In 2010, hail in June, July and August damaged leaf growth to the extent that photosynthesis was halted, and the fruit was too late to ripen. No wines were released that year.
The single-vineyard 2004 Collezione was an experiment with ten-year old vines. Cesare admits that it “lacks a little density.” A lighter mouth-feel reveals more a mineral driven, earthy style of wine that shows off bosenberry and pie cherry with faint strawberry-rhubarb on the end of the sip. I thought the tannin structure showed a style more similar to Pinot Noir. From 100% sangiovese aged for three years in casks and three years in bottle. Other sites are showing real potential for future single-vineyard releases, and Cesare will be looking at these for forthcoming vintages.
In the fields around the vineyards grow wild fennel, thyme, lavender, rosemary, and other herbs that add character to the wine. In the 2007 Riserva Chianti Rufina del Don, rosemary and hazelnuts add great non-fruit components to a balanced oak presence. Solid tannic structure supports dried, dark fruits like plum and black cherry. Dark chocolate and black pepper add even more complexity to this powerhouse. Very present, it still is a pretty suave wine that pairs nicely with braised wild pheasant (from the estate), house-made pasta with butter, pancetta and sage, wild boar that roam the hills, and hares brought in from neighbor boys that have been hunting in the woods.
In the amazing restaurant on the property, Il Colognolo, my service was graciously attended by Sonia, and by the end of my stay it felt like we were old friends. I’d see her several times a day at meals, or for my afternoon coffee. It reminded me that restaurant comes from the Latin word restaurare, to restore. Here I was able to try some older vintages, and on my first night was reminded why I love this wine so much in the first place. The 2005 Chianti Rufina has mellowed out to a lush glass of dried fruits full of prune and dried cherry, cassis and blueberry. Delicious! Great, soft tannins and still lively acidity balance the dark fruits with just a rounded sense of oak. For every occasion, well, maybe not breakfast, but this wine could be served with almost anything. The 2006 is a little more meaty with darker fruit. Leather, herbs and tobacco underlie a more masculine style wine. It has a rustic edge and more textured tannins, adding grip and more that back-of-the-mouth dryness.

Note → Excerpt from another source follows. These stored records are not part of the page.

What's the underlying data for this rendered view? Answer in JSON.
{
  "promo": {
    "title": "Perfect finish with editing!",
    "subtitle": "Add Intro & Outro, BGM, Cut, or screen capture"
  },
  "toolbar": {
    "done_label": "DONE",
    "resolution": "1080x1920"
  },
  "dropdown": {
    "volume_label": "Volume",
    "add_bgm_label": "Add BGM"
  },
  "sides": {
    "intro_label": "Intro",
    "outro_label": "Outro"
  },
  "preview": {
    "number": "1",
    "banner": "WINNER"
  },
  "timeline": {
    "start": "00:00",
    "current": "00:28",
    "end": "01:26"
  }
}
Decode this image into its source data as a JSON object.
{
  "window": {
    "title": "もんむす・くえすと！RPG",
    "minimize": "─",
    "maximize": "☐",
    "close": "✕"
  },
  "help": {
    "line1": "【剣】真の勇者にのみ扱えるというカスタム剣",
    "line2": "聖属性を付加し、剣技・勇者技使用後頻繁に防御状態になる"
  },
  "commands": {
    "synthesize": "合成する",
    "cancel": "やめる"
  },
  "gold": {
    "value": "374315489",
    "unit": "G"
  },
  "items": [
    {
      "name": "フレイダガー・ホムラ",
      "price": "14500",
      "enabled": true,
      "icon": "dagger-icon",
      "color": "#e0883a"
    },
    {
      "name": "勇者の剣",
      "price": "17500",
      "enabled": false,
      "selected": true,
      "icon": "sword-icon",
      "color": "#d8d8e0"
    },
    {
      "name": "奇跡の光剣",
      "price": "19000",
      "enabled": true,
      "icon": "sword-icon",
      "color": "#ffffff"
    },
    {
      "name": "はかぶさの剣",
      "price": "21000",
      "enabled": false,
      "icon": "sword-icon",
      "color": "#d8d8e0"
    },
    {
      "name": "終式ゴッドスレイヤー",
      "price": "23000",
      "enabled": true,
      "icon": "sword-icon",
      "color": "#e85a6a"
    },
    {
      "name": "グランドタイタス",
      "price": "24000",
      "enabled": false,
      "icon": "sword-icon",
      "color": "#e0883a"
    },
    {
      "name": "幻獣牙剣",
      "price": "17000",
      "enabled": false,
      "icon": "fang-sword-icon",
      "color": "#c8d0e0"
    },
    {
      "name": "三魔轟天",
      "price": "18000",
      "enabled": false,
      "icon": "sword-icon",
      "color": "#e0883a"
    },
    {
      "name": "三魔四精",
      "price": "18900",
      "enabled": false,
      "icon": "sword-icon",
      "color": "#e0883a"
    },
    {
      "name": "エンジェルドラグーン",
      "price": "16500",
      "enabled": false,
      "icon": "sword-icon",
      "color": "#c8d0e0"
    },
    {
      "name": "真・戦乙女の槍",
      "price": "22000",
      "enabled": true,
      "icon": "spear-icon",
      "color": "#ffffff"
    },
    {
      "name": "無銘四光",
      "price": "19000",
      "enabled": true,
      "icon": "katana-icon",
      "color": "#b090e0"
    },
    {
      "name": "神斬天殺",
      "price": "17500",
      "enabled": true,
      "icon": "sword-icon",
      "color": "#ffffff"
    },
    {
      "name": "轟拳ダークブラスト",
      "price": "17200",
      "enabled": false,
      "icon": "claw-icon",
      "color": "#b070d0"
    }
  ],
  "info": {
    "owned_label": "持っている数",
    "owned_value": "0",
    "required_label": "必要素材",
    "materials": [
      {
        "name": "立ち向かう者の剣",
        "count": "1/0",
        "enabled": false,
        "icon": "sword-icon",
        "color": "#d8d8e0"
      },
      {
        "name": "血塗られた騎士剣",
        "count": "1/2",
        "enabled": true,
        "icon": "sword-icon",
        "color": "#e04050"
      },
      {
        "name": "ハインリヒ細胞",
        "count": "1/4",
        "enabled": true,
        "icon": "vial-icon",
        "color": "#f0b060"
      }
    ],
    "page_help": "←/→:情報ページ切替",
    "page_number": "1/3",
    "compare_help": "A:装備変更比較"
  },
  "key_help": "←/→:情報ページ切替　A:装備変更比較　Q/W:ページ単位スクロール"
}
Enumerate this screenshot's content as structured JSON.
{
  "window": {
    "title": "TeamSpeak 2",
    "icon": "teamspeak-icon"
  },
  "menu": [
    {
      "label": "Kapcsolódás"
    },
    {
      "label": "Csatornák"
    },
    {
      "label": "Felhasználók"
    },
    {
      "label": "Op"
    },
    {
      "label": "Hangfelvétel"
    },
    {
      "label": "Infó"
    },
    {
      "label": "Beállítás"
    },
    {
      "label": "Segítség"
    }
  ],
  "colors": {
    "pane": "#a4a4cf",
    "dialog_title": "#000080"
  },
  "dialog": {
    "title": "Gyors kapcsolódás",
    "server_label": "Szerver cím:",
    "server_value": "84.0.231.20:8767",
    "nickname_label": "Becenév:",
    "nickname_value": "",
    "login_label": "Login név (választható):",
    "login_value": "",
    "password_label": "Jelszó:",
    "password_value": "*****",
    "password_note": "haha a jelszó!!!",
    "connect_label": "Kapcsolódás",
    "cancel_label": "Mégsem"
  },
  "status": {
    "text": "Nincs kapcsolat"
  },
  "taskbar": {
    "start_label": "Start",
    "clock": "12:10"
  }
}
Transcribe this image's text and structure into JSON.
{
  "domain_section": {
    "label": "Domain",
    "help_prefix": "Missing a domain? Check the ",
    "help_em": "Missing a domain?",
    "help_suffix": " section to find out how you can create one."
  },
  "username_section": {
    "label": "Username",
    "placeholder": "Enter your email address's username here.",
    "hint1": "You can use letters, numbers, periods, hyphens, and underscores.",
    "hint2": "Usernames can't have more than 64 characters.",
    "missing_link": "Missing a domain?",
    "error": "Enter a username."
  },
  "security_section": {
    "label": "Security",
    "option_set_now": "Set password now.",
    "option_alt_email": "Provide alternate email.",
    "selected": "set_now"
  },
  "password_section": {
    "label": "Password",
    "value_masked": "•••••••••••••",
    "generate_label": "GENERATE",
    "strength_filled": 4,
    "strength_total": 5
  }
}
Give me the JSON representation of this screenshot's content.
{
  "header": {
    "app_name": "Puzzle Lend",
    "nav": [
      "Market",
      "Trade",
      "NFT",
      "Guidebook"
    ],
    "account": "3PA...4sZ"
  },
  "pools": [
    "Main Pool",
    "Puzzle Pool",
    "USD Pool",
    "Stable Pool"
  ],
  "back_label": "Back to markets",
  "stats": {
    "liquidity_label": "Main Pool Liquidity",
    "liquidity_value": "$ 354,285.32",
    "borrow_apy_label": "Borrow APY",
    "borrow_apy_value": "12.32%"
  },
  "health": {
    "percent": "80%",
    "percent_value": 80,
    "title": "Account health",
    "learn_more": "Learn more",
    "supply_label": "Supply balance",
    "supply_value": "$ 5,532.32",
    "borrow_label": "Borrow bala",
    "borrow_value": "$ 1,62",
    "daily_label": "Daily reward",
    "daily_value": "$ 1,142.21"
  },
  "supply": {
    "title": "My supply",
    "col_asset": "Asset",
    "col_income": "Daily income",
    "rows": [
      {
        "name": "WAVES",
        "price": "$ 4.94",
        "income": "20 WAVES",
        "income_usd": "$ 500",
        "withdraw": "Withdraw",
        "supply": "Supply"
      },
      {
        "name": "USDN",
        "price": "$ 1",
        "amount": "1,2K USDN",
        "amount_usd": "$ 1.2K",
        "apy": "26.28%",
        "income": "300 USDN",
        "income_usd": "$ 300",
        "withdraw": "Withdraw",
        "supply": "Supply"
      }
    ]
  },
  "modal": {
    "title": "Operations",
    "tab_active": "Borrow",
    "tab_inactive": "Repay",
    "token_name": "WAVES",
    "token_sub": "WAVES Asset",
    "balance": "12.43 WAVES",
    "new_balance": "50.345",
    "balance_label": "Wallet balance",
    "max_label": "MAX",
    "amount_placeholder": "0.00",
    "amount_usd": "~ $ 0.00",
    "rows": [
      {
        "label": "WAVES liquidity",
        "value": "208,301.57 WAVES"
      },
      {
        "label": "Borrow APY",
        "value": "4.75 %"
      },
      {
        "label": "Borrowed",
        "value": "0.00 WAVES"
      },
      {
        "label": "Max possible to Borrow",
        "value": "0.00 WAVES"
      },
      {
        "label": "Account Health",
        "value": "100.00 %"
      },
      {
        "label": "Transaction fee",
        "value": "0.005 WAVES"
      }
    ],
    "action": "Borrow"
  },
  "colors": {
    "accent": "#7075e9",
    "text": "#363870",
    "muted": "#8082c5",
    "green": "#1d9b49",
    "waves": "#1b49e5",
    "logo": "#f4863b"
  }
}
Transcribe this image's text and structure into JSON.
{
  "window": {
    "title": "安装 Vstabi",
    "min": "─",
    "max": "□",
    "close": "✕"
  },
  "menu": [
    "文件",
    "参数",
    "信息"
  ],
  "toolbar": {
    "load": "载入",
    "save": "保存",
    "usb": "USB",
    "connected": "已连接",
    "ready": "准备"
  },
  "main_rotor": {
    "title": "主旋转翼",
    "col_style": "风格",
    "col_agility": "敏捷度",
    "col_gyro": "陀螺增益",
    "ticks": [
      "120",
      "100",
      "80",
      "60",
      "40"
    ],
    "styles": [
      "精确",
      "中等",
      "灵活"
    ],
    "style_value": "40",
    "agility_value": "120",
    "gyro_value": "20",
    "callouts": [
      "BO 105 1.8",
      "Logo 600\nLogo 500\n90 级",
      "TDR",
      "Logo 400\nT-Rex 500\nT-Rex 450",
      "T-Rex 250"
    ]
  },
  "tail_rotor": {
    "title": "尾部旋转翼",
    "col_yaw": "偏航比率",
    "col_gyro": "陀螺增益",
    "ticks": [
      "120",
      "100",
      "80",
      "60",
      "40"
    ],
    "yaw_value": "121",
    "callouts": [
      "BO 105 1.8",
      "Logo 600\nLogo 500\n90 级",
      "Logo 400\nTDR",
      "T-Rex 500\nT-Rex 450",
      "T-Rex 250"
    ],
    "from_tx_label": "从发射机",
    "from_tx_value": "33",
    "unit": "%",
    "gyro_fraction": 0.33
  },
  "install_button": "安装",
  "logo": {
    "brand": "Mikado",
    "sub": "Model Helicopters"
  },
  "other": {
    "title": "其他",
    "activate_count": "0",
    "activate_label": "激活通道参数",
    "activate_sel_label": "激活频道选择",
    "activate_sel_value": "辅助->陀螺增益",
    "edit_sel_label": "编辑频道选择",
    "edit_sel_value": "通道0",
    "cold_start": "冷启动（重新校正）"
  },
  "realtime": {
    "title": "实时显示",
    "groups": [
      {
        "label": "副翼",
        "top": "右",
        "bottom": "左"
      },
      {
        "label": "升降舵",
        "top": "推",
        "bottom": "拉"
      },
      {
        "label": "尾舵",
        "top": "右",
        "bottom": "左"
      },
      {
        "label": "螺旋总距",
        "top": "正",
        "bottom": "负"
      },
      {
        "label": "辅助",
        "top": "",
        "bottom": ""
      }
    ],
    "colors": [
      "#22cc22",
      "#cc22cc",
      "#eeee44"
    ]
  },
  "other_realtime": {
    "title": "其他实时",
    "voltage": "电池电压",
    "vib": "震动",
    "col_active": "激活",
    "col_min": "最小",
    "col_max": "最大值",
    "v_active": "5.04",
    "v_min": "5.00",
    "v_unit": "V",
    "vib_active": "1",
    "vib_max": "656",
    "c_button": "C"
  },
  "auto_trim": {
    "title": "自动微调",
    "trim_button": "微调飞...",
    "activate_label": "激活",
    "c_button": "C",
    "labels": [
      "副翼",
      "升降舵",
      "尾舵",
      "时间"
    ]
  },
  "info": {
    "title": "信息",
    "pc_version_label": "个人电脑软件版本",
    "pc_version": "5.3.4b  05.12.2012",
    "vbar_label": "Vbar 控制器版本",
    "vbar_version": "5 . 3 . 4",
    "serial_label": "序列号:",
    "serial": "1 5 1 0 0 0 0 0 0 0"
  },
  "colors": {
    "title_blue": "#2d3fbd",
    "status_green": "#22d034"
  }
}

Some international varietals are being cultivated on soils similar to the rocky soils of the Cote-du-Rhone, including, of course, syrah, and merlot. Only one hectacre (since 2005) is planted with syrah that gets blended with sangiovese and merlot. And chardonnay gets IGT status as an international white grape. IGT stands for Indicazione Geografica Tipica, and rates below DOC or DOCG–Denominazione di Origine Controllata or Denominazione di Origine Controllata e Garantita. These are the rules and regulations of Italian wine making that ensure regional specificity, alcohol levels and aging requirements for Riserva wines. Look for forthcoming vintages of these blends.